- _Your goal_: Where a line of the records holds the string "labels", copy that line.

(Component data from apps and pages)
=== Section Start ===
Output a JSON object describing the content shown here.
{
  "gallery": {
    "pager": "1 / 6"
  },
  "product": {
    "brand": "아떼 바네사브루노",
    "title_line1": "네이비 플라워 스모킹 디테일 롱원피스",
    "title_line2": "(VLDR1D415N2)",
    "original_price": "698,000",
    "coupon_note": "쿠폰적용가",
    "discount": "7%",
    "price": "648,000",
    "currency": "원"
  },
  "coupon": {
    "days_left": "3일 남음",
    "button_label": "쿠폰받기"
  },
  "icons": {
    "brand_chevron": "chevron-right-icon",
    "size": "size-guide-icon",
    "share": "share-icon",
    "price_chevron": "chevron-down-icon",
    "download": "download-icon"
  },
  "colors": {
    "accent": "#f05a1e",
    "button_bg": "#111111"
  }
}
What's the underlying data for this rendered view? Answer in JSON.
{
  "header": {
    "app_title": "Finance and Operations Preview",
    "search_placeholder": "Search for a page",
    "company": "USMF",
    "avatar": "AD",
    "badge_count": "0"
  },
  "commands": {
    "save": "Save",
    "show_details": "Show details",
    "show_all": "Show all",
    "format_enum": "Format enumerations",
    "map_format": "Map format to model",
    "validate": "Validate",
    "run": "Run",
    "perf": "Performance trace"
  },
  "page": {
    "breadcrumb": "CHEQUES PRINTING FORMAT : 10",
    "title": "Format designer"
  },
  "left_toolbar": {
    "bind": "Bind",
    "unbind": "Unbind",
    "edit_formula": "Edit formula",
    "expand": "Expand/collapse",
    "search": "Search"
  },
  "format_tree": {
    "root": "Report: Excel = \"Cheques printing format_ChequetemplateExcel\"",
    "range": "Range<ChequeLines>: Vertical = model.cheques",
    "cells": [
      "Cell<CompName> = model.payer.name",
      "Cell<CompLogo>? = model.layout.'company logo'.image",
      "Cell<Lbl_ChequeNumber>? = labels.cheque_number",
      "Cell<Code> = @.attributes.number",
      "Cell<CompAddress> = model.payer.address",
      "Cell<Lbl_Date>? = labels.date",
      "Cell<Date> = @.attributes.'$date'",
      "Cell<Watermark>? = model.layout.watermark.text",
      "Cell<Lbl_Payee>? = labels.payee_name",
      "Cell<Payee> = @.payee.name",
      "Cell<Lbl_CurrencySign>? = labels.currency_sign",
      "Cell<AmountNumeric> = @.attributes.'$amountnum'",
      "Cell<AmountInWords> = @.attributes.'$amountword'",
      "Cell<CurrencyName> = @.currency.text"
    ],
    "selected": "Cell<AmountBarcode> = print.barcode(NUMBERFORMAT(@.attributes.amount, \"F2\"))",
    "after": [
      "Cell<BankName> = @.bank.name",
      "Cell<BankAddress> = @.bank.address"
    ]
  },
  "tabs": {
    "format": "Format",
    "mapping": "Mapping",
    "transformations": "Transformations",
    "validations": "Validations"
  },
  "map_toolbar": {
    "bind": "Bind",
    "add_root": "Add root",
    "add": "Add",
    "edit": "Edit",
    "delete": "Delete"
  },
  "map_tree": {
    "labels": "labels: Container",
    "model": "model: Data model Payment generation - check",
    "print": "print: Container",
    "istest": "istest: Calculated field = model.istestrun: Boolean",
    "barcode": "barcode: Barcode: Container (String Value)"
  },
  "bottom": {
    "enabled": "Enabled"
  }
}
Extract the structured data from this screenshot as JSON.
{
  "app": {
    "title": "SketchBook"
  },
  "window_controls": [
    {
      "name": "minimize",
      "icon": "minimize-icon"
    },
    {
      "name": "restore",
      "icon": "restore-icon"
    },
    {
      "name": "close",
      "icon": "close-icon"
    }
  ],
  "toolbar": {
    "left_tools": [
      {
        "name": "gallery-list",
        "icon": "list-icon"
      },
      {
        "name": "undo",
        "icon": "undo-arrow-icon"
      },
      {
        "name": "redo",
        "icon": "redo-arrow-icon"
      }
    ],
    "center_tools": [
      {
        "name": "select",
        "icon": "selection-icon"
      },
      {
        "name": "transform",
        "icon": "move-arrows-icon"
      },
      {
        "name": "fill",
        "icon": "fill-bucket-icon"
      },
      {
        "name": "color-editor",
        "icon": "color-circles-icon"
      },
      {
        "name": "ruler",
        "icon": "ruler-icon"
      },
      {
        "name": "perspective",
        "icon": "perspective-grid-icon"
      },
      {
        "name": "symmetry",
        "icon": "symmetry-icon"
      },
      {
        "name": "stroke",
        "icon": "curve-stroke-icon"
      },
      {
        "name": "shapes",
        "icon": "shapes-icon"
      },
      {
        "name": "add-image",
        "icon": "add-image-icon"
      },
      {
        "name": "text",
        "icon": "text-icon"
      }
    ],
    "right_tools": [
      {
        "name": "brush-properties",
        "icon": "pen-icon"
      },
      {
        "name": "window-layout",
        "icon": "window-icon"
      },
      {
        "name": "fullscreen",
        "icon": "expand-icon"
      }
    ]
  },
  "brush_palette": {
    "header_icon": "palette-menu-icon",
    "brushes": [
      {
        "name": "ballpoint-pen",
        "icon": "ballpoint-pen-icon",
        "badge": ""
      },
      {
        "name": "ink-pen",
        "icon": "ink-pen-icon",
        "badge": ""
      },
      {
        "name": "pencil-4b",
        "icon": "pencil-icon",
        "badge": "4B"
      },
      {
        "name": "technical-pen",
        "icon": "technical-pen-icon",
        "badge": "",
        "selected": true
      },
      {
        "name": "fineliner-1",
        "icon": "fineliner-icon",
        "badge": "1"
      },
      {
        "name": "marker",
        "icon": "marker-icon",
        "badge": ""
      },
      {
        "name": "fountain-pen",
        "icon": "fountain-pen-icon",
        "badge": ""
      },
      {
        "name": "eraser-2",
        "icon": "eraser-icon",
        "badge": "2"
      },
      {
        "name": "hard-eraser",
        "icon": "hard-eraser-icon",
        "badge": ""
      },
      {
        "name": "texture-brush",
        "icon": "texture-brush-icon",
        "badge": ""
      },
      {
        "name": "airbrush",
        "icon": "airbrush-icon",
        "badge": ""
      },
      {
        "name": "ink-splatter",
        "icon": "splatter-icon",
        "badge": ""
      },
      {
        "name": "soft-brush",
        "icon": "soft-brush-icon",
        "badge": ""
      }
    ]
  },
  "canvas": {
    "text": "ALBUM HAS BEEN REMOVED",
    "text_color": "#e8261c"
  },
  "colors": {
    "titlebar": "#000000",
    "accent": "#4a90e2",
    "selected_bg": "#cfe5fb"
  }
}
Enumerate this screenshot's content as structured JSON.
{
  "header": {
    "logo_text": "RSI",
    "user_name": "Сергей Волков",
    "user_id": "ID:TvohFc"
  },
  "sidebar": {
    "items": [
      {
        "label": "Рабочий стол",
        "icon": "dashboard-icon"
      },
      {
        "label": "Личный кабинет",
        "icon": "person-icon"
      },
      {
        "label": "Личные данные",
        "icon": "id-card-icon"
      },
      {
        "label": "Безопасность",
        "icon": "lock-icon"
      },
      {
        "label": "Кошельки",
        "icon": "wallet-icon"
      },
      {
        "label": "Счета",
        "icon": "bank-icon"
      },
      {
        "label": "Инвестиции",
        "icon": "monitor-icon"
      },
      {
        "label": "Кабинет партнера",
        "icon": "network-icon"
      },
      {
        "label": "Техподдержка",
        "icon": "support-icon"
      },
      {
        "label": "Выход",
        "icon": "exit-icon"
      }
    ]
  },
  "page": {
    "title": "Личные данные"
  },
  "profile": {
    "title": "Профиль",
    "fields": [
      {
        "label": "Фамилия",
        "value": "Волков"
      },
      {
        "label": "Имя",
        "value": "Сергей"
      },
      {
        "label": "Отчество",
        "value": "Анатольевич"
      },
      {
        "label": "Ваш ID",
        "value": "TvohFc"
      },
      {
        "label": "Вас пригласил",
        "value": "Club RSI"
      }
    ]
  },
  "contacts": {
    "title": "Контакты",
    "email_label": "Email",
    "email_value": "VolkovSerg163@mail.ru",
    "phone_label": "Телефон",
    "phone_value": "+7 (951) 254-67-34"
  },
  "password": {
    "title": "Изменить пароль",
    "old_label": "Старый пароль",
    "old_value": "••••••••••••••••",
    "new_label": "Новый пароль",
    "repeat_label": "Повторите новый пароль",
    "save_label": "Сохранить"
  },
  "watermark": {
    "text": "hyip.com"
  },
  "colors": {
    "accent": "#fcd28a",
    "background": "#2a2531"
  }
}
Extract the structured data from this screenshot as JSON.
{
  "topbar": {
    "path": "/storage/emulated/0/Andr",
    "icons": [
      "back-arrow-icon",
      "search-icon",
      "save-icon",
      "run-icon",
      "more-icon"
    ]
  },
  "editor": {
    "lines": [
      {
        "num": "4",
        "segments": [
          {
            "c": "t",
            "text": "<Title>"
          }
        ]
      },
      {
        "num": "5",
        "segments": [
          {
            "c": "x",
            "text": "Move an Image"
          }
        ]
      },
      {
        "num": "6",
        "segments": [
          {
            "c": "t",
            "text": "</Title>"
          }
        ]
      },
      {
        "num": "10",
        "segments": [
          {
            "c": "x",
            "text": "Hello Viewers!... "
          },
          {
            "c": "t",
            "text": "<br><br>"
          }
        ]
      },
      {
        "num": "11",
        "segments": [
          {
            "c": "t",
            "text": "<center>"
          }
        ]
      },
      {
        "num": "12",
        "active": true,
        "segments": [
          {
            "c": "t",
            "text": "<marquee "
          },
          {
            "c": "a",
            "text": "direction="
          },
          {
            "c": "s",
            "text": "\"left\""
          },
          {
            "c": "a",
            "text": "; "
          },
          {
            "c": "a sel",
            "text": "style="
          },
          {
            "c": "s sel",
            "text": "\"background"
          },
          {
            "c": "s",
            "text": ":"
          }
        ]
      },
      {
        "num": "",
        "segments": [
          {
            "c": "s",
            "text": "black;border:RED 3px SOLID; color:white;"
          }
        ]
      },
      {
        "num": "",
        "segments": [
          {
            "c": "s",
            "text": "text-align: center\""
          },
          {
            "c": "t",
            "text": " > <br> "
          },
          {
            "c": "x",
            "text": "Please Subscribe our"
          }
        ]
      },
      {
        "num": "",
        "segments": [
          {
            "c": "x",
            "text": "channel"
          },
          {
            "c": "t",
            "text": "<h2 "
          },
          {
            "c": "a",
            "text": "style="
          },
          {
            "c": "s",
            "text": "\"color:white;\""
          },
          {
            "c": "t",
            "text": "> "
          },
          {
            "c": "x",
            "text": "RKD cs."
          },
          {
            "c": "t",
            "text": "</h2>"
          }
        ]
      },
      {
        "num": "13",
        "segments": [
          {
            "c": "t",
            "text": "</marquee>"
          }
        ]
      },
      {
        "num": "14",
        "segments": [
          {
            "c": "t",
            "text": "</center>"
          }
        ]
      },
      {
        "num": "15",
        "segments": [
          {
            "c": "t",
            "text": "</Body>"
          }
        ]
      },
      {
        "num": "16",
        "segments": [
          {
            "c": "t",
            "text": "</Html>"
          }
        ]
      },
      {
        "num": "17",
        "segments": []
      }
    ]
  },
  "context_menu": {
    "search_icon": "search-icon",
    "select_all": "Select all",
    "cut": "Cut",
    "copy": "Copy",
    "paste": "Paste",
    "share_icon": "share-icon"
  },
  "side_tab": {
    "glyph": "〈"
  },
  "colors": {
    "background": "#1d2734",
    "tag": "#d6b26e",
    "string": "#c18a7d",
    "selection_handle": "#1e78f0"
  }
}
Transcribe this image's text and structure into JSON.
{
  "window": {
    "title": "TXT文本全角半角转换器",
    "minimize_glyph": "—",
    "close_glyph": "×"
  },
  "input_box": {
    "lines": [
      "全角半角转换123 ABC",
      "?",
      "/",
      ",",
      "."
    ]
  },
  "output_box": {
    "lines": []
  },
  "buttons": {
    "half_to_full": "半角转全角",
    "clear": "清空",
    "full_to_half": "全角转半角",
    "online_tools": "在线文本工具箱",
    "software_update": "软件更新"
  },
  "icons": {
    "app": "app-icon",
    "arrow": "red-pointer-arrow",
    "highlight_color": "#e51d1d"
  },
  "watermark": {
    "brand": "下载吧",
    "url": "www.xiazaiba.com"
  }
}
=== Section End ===
- _Problem solution_:
      "Cell<Lbl_ChequeNumber>? = labels.cheque_number",
      "Cell<Lbl_Date>? = labels.date",
      "Cell<Lbl_Payee>? = labels.payee_name",
      "Cell<Lbl_CurrencySign>? = labels.currency_sign",
    "labels": "labels: Container",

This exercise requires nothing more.